My piece Cost of Living is up at Reason. There are a whole bunch of intriguing philosophical issues raised by the question of how to value human lives that I didn’t have space to explore there, and it’s a problem that we ultimately can’t avoid grappling with.
One interesting posit is that in addition to discounting the very old (because they lose less than someone who dies at, say, 30), we may want to discount the very young as well. Someone who dies at 30, 20, or even 15 has by that time acquired a whole set of life plans and purposes that are frustrated by their deaths. A toddler, most likely, has not. So while the toddler clearly loses more potential future life years, the actual loss from a first-person perspective is arguably lower. (I don’t know whether that argument is really sound; just throwing it out all the difficulties involved.)

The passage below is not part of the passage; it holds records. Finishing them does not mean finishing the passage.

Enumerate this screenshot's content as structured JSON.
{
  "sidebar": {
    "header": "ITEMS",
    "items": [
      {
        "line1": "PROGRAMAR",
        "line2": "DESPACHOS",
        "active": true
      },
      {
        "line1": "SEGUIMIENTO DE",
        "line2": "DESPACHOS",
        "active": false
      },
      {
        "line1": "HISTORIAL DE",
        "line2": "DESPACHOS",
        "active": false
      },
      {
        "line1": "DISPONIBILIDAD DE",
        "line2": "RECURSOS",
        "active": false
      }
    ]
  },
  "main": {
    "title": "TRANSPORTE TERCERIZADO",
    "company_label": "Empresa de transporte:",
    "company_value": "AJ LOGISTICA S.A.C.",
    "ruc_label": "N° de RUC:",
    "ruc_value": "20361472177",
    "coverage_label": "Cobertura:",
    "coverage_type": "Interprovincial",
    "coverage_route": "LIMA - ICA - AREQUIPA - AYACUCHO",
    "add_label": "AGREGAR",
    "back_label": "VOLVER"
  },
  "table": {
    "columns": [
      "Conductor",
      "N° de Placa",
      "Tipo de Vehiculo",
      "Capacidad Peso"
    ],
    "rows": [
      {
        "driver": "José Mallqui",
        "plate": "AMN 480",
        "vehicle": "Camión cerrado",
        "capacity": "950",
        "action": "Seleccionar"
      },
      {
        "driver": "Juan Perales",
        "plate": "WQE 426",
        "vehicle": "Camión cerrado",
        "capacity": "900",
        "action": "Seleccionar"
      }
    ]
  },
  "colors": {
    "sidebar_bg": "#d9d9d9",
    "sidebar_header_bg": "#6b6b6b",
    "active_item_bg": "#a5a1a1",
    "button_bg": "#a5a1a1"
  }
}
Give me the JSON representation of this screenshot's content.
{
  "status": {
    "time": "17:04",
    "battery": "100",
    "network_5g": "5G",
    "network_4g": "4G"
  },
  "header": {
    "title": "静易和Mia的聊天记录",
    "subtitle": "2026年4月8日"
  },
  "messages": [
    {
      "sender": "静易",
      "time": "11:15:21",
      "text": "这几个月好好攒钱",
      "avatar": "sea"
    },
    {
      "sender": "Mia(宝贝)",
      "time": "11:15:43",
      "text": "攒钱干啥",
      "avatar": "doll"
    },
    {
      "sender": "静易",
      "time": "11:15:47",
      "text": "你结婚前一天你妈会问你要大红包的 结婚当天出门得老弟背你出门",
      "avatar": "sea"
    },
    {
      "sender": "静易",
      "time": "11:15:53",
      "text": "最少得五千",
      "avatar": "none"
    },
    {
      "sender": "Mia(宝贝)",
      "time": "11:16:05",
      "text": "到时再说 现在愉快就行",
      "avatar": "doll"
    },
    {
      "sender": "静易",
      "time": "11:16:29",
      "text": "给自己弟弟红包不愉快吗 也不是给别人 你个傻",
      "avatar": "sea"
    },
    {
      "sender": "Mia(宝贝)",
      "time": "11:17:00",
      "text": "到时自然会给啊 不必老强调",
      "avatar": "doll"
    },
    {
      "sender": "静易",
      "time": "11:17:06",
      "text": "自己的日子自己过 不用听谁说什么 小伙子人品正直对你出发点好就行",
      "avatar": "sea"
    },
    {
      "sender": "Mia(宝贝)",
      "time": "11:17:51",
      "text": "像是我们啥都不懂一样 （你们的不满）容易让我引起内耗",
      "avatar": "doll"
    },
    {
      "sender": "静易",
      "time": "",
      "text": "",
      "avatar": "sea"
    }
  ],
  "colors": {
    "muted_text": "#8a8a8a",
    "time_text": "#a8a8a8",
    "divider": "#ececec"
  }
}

Oh, and it’s worth noting that a commenter over at Radley’s suggested using the market-like mechanism of accounting for “depreciation.” But depreciation is a measure of the utility of a market good to others, as measured by changes in the sale price. A big part of what we want to account for, though, is the value of people’s lives to themselves. One big problem, of course, is one I noted in the article: the “public” value of anything in market terms is always determined by the context of the range of options in which we’re asked to rank it. How much I’m willing to pay to reduce a certain low-but-lethal risk will be highly dependent on my income, the number of other goods or ends to which I want to devote my money, the number of other risks I face, and so on.
We can’t even get a meaningful total for the value of a human life to the person whose life it is. We can measure how much you have to pay people to get them to accept a certain risk… say an extra $5k per year for a one-in-a-thousand risk of death on the job, relative to comparable safer professions. But you can’t just multiply that number by a thousand to get the auto-valuation of a life, because the function is non-linear, and (except in unusual cases where someone has cash-stared loved ones, or some charity they’re really into) asymptotic to infinity as probability approaches one and time-to-demise approaches zero. (In other words, there’s no amount you’d take to be killed with certainty five seconds from now.) And there’s all sorts of interesting findings to the effect that people often have all sorts of preferences across lotteries that don’t map on any rational utility function, so what do we make of that? Anyway, plenty to think about there, and mayhap one day soon I will.
Update: Glen comments, working with the distinction between a definite harm and a risk a bit more. Here, again, is another of those hairy problems raised by risk. Imagine that I’ve rigged a bomb alongside a major highway, with a randomizer such that it’ll pick a number n (less than 5,000, let’s stipulate) and then explode when car n rolls by a sensor. Something might always go wrong, of course, but say that we can determine that with probability .95, some unknown person will be killed.
The same is true, though, with most forms of pollution: if there are enough people affected, we might be able to say the same thing. This presents, incidentally, a special problem for folks who want to use a strictly individual-rights based view. Every day, we take actions (like walking outside) that have very, very tiny probabilites of bringing about someone’s death in ways for which, precisely because the probability is so small, we wouldn’t normally be held liable, even if that improbable event did occur. (I’m assuming a negligence standard here.) Yet if you do the same low-probability-of-harm act enough times, or to enough people, it begins to become quite probable indeed that someone or other will be harmed or killed. (Cf. also Derek Parfit’s “harmless torturers,” about whom I’ve written here before.)